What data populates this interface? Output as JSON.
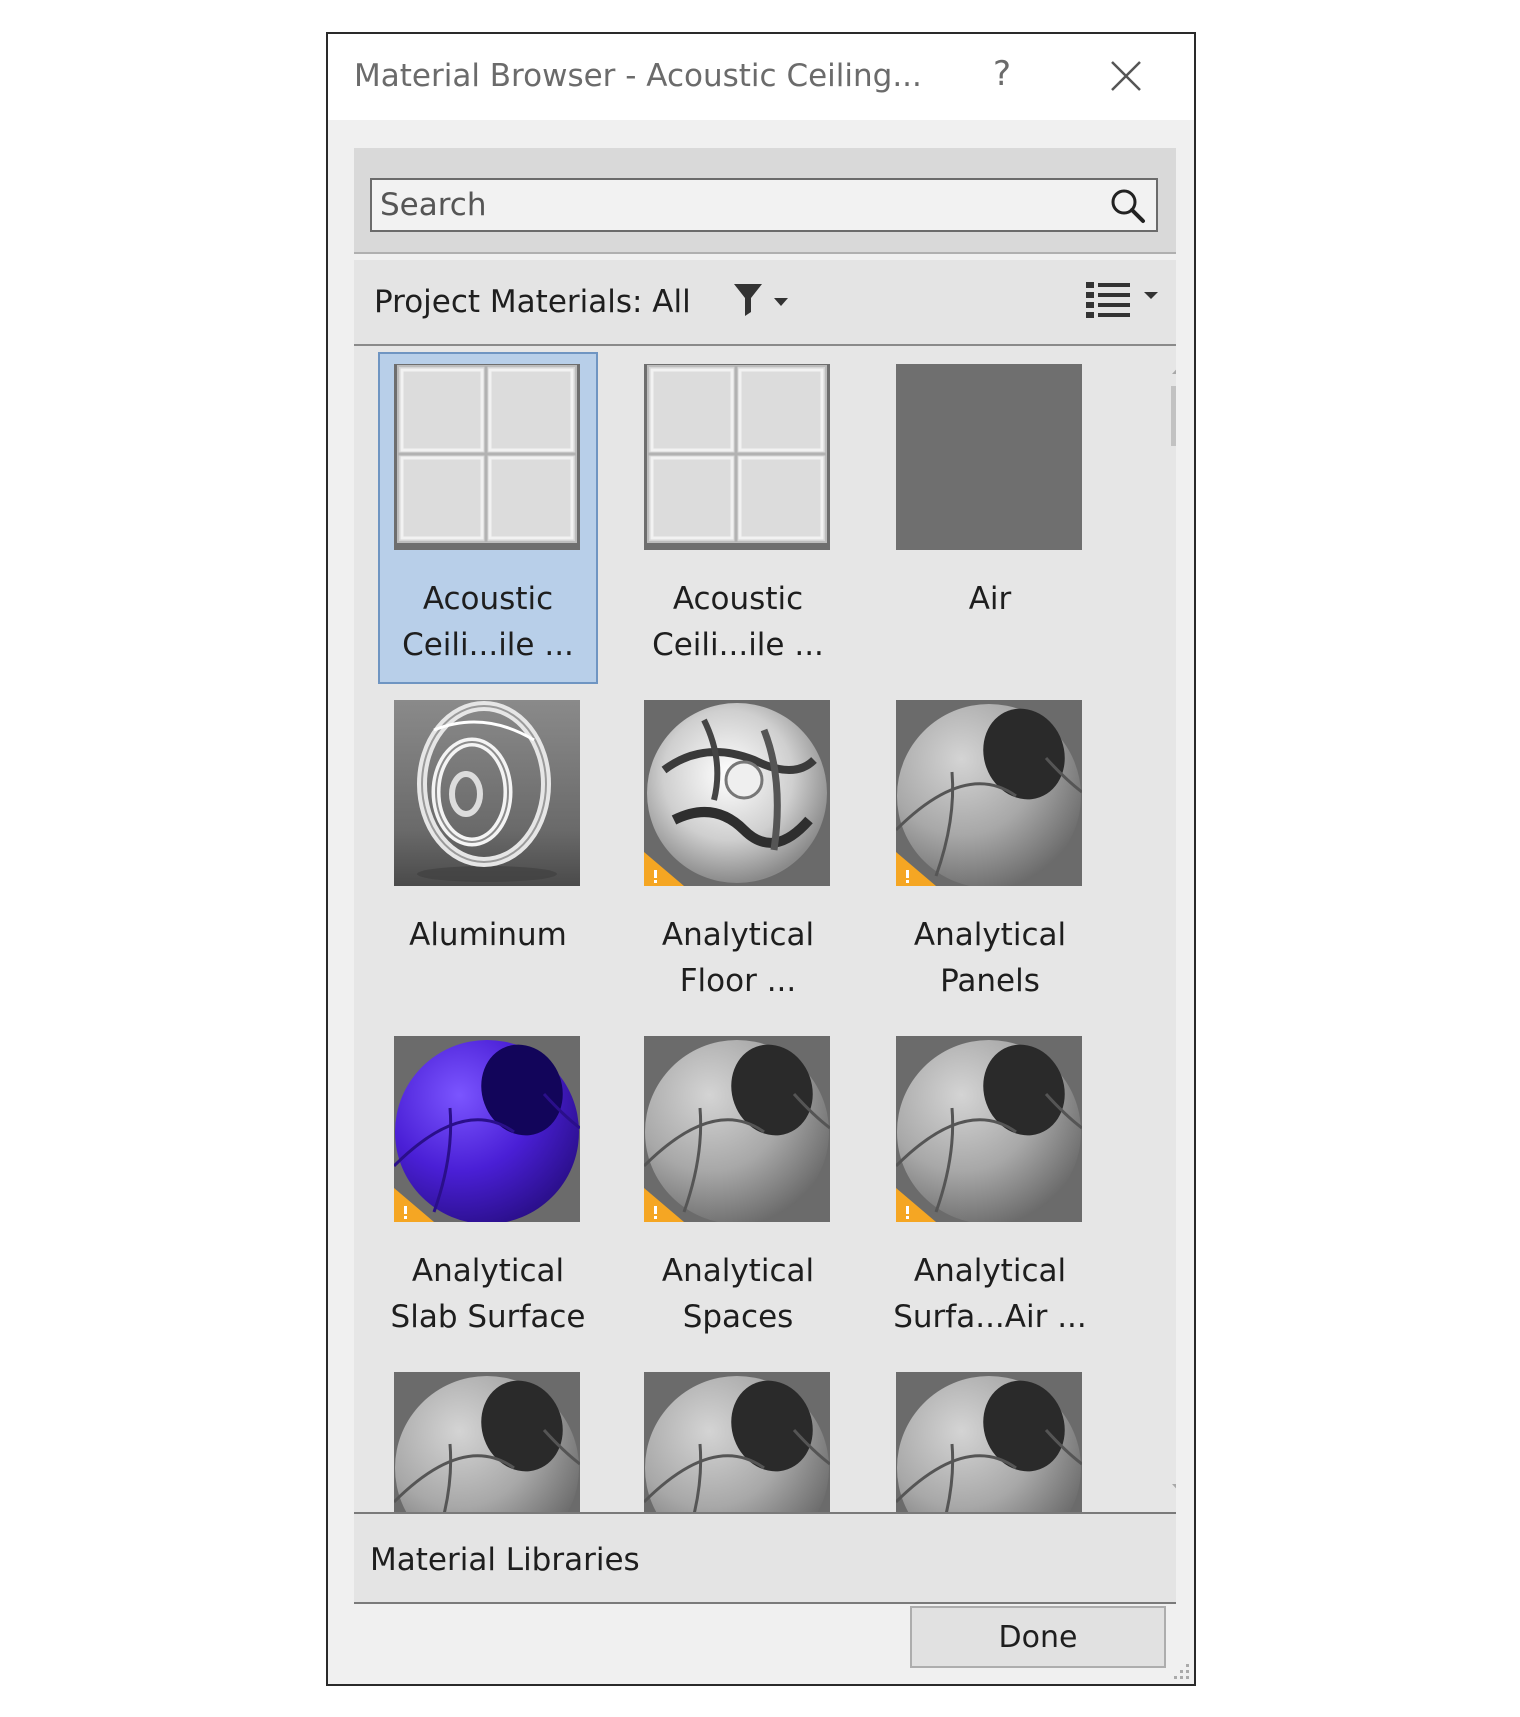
{
  "window": {
    "title": "Material Browser - Acoustic Ceiling...",
    "help_label": "?"
  },
  "search": {
    "placeholder": "Search",
    "value": ""
  },
  "filter": {
    "label": "Project Materials: All"
  },
  "materials": [
    {
      "label": "Acoustic\nCeili...ile ...",
      "thumbnail": "ceiling-tile",
      "selected": true,
      "warning": false
    },
    {
      "label": "Acoustic\nCeili...ile ...",
      "thumbnail": "ceiling-tile",
      "selected": false,
      "warning": false
    },
    {
      "label": "Air",
      "thumbnail": "flat-gray",
      "selected": false,
      "warning": false
    },
    {
      "label": "Aluminum",
      "thumbnail": "metal-rings",
      "selected": false,
      "warning": false
    },
    {
      "label": "Analytical\nFloor ...",
      "thumbnail": "chrome-sphere",
      "selected": false,
      "warning": true
    },
    {
      "label": "Analytical\nPanels",
      "thumbnail": "gray-sphere",
      "selected": false,
      "warning": true
    },
    {
      "label": "Analytical\nSlab Surface",
      "thumbnail": "purple-sphere",
      "selected": false,
      "warning": true
    },
    {
      "label": "Analytical\nSpaces",
      "thumbnail": "gray-sphere",
      "selected": false,
      "warning": true
    },
    {
      "label": "Analytical\nSurfa...Air ...",
      "thumbnail": "gray-sphere",
      "selected": false,
      "warning": true
    },
    {
      "label": "",
      "thumbnail": "gray-sphere",
      "selected": false,
      "warning": false
    },
    {
      "label": "",
      "thumbnail": "gray-sphere",
      "selected": false,
      "warning": false
    },
    {
      "label": "",
      "thumbnail": "gray-sphere",
      "selected": false,
      "warning": false
    }
  ],
  "libraries": {
    "label": "Material Libraries"
  },
  "footer": {
    "done_label": "Done"
  },
  "colors": {
    "selection": "#b8cfe9",
    "selection_border": "#6f95c2",
    "warning": "#f5a623",
    "sphere_purple": "#4a1fd6"
  }
}
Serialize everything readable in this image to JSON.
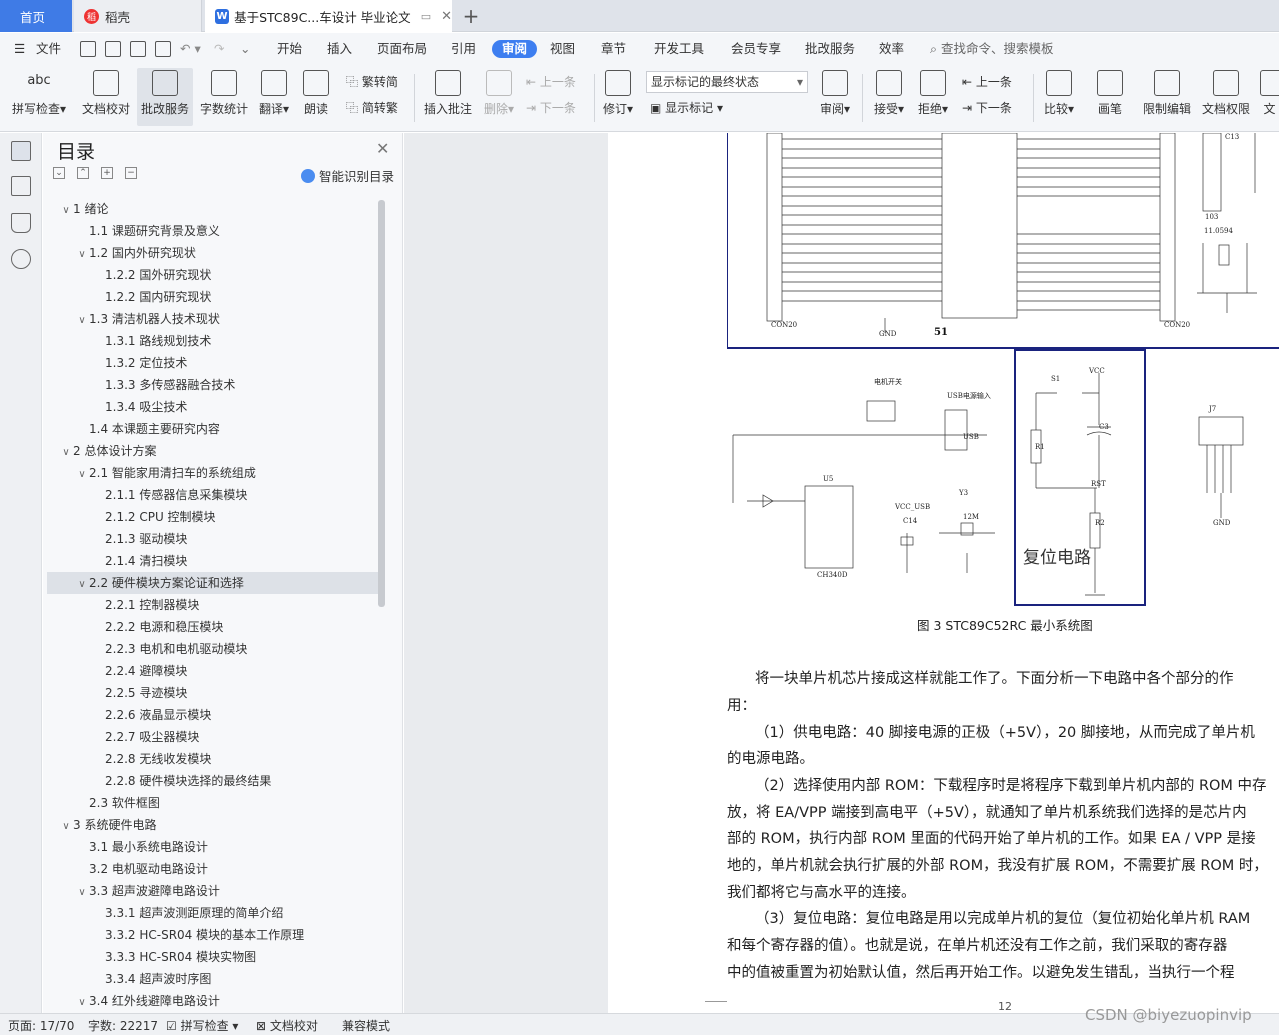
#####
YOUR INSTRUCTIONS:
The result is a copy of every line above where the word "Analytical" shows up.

OUTPUT OF THE TASK:
      "label": "Analytical\nFloor ...",
      "label": "Analytical\nPanels",
      "label": "Analytical\nSlab Surface",
      "label": "Analytical\nSpaces",
      "label": "Analytical\nSurfa...Air ...",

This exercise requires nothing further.